## Work item
Whenever a line carries the word "chat", pull it out of the entries.

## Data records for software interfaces

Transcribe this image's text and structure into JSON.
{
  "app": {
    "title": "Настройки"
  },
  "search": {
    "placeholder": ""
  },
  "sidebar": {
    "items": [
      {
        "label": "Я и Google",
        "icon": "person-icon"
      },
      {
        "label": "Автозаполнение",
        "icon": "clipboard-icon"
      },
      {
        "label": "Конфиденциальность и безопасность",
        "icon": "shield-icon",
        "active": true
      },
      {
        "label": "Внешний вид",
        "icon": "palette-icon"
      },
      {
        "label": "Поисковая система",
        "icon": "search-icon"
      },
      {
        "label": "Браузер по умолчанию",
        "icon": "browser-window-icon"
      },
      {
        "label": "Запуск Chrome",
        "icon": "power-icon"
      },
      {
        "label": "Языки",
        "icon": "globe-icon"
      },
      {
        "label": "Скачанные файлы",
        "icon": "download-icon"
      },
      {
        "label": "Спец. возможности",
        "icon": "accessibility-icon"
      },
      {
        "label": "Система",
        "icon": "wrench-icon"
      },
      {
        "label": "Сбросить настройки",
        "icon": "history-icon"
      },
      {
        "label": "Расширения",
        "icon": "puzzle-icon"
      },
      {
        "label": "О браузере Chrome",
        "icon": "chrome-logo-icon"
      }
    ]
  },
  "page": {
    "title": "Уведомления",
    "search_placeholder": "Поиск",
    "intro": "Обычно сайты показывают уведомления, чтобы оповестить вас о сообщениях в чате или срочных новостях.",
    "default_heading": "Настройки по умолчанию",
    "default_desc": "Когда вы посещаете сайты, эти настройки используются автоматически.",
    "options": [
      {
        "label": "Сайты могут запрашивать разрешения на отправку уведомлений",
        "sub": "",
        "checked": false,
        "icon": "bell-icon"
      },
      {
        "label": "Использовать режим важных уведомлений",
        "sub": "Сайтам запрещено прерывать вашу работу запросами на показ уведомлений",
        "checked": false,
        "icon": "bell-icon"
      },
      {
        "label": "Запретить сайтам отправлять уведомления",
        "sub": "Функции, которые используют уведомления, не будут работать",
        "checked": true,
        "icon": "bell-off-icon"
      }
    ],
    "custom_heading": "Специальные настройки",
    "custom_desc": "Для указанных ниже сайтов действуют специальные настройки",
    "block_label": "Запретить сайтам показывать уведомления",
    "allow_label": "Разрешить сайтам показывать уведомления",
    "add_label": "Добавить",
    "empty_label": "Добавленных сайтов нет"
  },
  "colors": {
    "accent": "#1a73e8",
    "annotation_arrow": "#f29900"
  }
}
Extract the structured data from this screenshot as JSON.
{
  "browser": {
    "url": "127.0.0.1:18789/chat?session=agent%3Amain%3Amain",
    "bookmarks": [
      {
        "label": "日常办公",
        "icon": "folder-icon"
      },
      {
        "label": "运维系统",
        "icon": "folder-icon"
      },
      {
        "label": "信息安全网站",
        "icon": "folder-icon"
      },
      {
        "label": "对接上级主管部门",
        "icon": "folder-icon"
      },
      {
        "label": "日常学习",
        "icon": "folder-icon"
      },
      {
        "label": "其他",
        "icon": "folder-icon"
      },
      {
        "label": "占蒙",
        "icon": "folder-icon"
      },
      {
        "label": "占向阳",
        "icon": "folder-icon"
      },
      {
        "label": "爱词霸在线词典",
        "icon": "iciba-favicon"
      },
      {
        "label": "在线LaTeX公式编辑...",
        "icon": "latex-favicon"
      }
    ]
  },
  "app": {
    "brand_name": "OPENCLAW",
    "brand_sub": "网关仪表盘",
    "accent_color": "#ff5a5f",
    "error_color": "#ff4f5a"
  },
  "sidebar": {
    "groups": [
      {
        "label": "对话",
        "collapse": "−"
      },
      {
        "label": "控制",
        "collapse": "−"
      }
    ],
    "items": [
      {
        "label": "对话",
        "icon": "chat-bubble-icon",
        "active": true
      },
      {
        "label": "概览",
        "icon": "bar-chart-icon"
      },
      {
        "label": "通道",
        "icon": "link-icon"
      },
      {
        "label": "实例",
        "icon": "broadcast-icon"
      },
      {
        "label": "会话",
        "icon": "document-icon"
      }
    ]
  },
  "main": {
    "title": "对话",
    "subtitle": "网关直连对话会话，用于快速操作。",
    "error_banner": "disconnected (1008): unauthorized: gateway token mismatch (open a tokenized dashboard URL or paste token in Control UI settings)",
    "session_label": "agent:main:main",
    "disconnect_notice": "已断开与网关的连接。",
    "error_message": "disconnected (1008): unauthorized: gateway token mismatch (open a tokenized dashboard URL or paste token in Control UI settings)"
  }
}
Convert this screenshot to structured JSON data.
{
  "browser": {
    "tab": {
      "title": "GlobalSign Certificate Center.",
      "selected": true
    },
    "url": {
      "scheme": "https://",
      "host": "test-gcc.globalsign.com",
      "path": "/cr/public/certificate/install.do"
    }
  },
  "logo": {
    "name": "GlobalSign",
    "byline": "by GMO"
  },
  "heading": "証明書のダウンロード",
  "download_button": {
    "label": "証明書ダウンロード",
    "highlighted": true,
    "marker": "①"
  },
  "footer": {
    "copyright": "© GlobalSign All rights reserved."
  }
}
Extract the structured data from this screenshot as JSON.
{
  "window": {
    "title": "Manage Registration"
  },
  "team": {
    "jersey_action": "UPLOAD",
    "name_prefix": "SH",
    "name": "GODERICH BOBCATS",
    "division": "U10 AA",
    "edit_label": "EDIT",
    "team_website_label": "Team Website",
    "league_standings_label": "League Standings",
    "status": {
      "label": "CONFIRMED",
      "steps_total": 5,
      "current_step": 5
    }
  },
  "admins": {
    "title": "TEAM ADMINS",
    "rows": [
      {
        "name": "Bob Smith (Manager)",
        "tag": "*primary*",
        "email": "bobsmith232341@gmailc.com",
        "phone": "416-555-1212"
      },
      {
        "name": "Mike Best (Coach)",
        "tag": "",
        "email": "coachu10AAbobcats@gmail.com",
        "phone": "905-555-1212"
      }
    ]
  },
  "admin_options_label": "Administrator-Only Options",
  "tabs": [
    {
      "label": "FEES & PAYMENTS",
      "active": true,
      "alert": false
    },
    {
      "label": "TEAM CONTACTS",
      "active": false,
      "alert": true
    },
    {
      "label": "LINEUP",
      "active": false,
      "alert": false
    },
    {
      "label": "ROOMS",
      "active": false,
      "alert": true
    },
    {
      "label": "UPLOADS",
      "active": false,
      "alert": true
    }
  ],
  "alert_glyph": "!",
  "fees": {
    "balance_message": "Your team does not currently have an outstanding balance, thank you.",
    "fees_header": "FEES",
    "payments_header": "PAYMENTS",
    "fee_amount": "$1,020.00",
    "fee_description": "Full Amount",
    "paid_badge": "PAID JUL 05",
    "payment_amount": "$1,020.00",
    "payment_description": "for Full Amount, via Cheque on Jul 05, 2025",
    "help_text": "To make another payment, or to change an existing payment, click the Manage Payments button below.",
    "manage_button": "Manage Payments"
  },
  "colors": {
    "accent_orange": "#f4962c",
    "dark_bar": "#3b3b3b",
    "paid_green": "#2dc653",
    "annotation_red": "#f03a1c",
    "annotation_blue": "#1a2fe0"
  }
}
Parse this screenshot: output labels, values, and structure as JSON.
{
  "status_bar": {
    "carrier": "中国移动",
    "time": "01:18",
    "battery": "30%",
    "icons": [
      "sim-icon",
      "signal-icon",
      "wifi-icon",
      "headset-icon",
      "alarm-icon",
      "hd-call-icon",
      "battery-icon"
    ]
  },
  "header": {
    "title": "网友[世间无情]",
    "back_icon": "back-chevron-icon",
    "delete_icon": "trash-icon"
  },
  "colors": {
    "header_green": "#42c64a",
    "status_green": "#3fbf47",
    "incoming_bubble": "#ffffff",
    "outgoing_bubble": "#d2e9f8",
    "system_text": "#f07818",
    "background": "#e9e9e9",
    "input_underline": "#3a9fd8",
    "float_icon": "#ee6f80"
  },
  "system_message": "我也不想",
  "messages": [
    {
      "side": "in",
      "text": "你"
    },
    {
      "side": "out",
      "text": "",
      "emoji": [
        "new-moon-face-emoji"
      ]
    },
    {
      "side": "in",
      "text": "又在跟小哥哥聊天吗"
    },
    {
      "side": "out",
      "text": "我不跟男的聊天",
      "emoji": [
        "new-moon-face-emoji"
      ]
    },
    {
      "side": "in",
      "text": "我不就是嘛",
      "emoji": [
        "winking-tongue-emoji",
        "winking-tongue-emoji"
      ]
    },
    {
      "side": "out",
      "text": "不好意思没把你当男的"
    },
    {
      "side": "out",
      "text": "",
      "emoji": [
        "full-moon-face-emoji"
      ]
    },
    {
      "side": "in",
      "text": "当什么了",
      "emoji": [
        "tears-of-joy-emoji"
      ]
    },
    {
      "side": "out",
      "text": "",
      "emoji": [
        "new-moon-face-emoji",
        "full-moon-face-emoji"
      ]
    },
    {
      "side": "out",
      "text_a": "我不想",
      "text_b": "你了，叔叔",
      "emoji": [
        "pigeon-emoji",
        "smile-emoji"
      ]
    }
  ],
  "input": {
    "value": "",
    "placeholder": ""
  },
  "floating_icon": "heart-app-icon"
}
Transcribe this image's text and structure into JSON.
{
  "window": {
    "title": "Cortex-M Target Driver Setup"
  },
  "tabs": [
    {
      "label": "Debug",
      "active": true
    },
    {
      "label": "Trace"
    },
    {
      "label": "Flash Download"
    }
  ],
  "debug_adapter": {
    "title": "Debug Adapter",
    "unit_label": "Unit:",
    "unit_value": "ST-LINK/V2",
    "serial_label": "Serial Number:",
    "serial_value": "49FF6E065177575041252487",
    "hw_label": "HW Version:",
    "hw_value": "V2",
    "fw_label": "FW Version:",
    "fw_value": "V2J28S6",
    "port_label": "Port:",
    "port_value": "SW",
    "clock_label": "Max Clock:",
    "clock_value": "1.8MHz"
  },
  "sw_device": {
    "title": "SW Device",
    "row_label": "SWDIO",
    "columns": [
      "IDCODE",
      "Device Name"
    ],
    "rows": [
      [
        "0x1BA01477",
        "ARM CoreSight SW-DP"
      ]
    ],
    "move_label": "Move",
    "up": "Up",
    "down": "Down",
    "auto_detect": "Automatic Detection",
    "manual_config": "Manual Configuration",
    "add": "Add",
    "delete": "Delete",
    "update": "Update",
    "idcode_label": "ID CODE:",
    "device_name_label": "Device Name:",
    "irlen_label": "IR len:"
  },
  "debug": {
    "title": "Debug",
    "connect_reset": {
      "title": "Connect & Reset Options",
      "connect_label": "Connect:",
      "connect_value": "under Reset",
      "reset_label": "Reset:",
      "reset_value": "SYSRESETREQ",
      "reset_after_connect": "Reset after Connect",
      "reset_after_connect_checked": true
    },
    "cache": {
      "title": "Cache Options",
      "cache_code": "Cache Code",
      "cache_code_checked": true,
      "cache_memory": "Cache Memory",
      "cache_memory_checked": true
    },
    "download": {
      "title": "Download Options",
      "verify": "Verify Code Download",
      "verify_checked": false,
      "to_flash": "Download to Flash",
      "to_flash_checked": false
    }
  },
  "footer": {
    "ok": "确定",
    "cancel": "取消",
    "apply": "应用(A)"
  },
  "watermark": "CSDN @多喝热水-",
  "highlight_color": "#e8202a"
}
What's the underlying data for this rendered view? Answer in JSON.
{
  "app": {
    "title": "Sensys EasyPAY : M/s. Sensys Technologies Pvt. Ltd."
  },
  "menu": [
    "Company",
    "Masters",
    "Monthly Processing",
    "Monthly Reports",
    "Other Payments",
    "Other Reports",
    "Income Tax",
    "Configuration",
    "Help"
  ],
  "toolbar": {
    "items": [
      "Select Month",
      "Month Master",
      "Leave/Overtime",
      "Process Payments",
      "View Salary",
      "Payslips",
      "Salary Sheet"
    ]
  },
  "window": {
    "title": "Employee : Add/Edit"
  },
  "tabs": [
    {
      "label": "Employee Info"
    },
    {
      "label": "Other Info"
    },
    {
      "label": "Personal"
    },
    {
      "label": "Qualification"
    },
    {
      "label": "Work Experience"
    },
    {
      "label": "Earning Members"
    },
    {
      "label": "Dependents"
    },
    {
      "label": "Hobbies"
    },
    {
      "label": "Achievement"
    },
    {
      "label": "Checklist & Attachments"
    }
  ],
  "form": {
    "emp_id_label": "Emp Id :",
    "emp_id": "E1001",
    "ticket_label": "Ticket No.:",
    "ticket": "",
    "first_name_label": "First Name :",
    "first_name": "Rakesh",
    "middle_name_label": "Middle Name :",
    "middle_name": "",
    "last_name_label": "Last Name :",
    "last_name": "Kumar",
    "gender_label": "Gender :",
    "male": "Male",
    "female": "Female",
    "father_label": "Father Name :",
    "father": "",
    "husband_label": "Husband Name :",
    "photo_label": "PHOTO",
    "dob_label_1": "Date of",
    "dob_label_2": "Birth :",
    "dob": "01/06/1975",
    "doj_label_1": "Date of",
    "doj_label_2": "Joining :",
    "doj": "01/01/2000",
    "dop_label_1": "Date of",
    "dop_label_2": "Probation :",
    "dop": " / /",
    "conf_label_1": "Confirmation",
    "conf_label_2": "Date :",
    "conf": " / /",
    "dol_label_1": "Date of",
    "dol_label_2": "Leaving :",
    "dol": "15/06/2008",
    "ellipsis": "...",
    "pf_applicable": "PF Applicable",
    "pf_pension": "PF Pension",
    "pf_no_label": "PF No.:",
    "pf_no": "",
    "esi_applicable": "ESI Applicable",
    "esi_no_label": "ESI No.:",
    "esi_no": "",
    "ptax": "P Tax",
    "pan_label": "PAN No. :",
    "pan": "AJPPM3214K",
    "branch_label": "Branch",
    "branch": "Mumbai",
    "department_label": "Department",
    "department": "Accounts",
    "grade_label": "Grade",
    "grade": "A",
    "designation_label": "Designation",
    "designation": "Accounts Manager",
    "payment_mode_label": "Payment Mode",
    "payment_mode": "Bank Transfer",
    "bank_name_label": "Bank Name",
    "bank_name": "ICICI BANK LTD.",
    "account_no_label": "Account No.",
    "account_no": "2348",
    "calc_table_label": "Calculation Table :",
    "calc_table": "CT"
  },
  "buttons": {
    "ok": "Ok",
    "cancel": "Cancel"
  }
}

## Answer area
    "url": "127.0.0.1:18789/chat?session=agent%3Amain%3Amain",
        "icon": "chat-bubble-icon",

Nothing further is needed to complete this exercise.